Prop P lawsuit reminds us of old cowboy cliffhanger

By Bill Milligan

Prop P lawsuit reminds us of old cowboy cliffhanger

A lawsuit involving the Mehlville School District and its Proposition P renovation of local schools is so convoluted it reminds me of a shoot-out in an old Roy Rogers’ cowboy epic.

Picture three bands of gunmen rapid firing at each other from behind rocks and sagebrush with nobody knowing exactly who’s on what side. None of the cowboys seems to be a very good shot, but the thing that adds suspense to this episode is that Mehlville children are caught in the crossfire.

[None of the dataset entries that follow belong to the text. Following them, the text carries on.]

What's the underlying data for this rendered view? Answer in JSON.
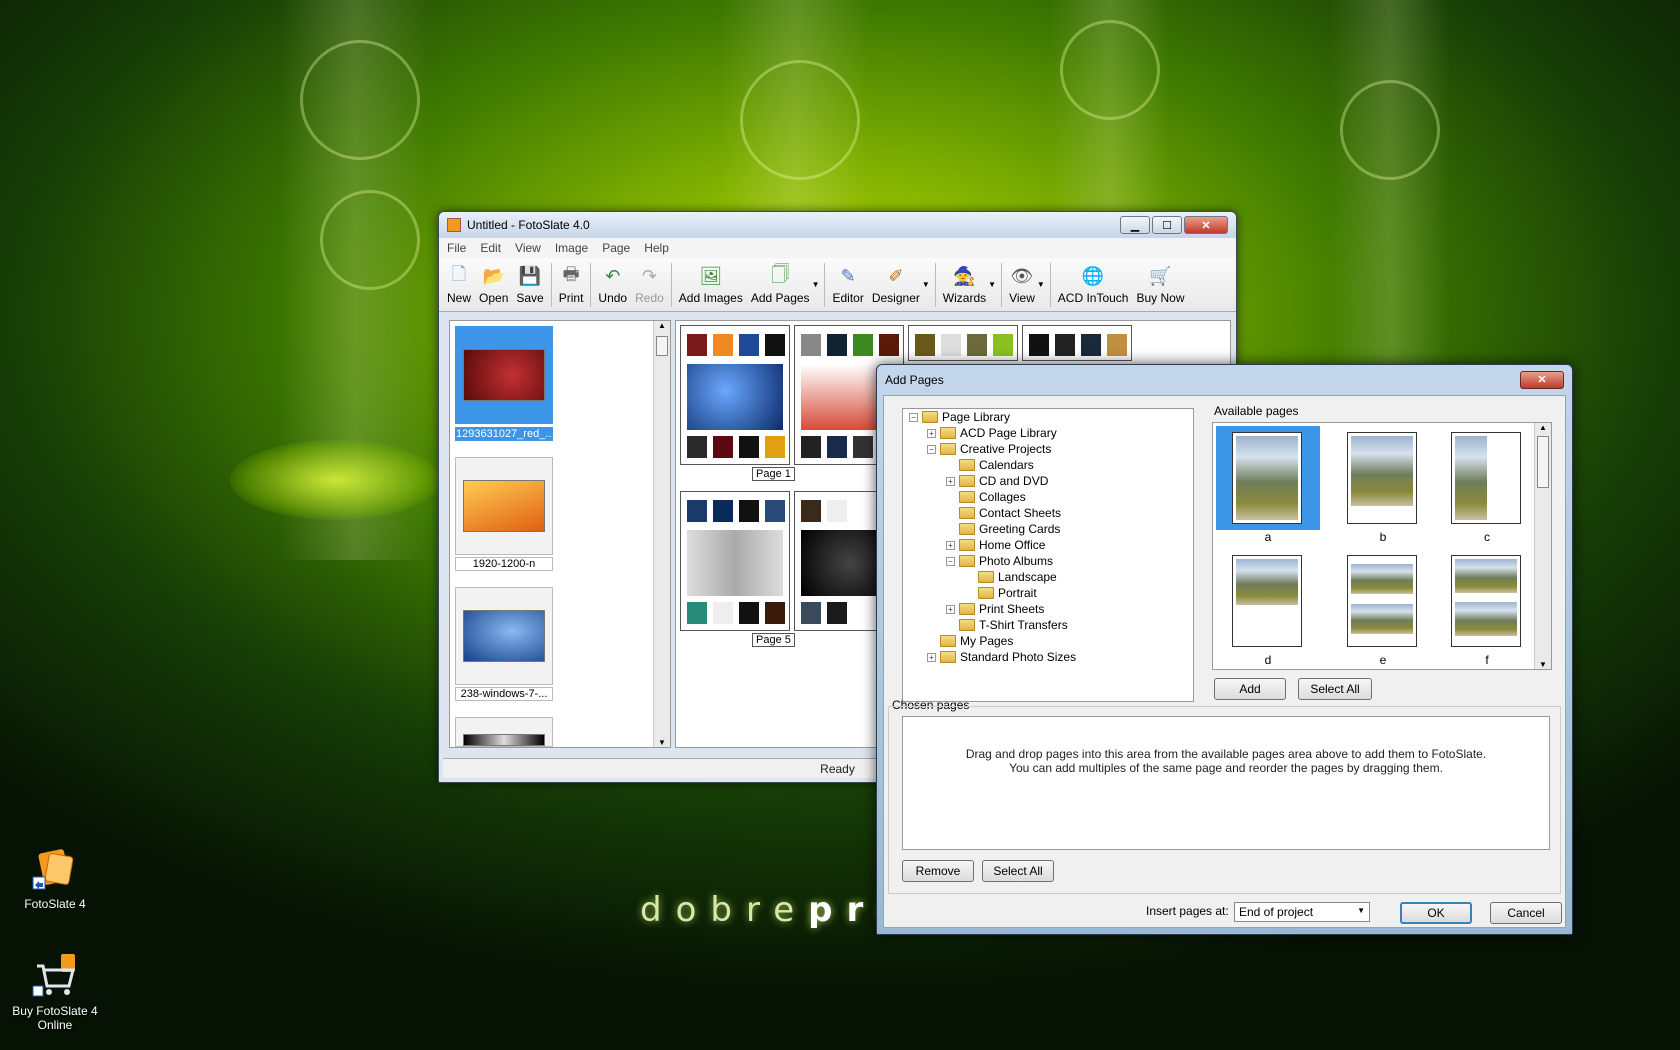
{
  "desktop": {
    "brand_light": "dobre",
    "brand_bold": "pro",
    "icons": [
      {
        "label": "FotoSlate 4"
      },
      {
        "label": "Buy FotoSlate 4 Online"
      }
    ]
  },
  "main_window": {
    "title": "Untitled - FotoSlate 4.0",
    "menu": [
      "File",
      "Edit",
      "View",
      "Image",
      "Page",
      "Help"
    ],
    "toolbar": {
      "new": "New",
      "open": "Open",
      "save": "Save",
      "print": "Print",
      "undo": "Undo",
      "redo": "Redo",
      "add_images": "Add Images",
      "add_pages": "Add Pages",
      "editor": "Editor",
      "designer": "Designer",
      "wizards": "Wizards",
      "view": "View",
      "acd_intouch": "ACD InTouch",
      "buy_now": "Buy Now"
    },
    "images": [
      {
        "label": "1293631027_red_...",
        "selected": true
      },
      {
        "label": "1920-1200-n"
      },
      {
        "label": "238-windows-7-..."
      }
    ],
    "pages": {
      "page1": "Page 1",
      "page5": "Page 5"
    },
    "status": "Ready"
  },
  "dialog": {
    "title": "Add Pages",
    "tree": {
      "root": "Page Library",
      "acd": "ACD Page Library",
      "creative": "Creative Projects",
      "calendars": "Calendars",
      "cd_dvd": "CD and DVD",
      "collages": "Collages",
      "contact": "Contact Sheets",
      "greeting": "Greeting Cards",
      "home_office": "Home Office",
      "photo_albums": "Photo Albums",
      "landscape": "Landscape",
      "portrait": "Portrait",
      "print_sheets": "Print Sheets",
      "tshirt": "T-Shirt Transfers",
      "my_pages": "My Pages",
      "standard": "Standard Photo Sizes"
    },
    "available_label": "Available pages",
    "available": [
      "a",
      "b",
      "c",
      "d",
      "e",
      "f"
    ],
    "add": "Add",
    "select_all": "Select All",
    "chosen_label": "Chosen pages",
    "chosen_hint_1": "Drag and drop pages into this area from the available pages area above to add them to FotoSlate.",
    "chosen_hint_2": "You can add multiples of the same page and reorder the pages by dragging them.",
    "remove": "Remove",
    "select_all_2": "Select All",
    "insert_label": "Insert pages at:",
    "insert_value": "End of project",
    "ok": "OK",
    "cancel": "Cancel"
  }
}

One group of cowboys rode in from Virden, Ill. They work for Prairie-Land Construction Inc. and they contracted to replace windows in school buildings throughout the district.

That draft your child might have complained about this long, cold winter may be coming from a window that PrairieLand didn’t replace.

Instead, they’re hunkered down in the desert shooting at Roy and the Mehlville boys. At least we hope that our guys are with Roy. Otherwise, we won’t ever have our new windows.

The third group in the crossfire are the ranch hands from the National Surety Corp. of California. We can’t see them very well because they’re behind rocks. But it looks like they might be riding the black horses and wearing mustaches. I think they’re the ones who started shooting at the Mehlville boys. It’s hard to say.

Earlier, Roy came to town looking for new windows at the general store.

National Surety and PrairieLand got into a brawl at the local saloon over some contract with the city of St. Louis. Apparently because Prairie-Land wasn’t paid on that job, it kept them from completing the job Roy and the boys wanted done. It was something technical and it didn’t seem to have anything to do with keeping pupils out of a draft this winter.

But the brawl spilled out into the street and that’s where Roy got involved. Roy headed back to his spread with new windows for 11 schools wondering how the work was going to get done. Near as we can tell, the shooting started when Na-tional Surety demanded Mehlville terminate its contract with Prairie-Land. Roy and our boys didn’t want to do that because it would preclude them from “liquidated damages,”so they took cover in the rocks.

Curses. Now, nothing’s getting done.

Roy and the boys still have a $3.7 million project to complete and there’s no happy ending in sight. Like an old cowboy show, I guess we’ll have to stay tuned to find out what happens next in this classic cliffhanger.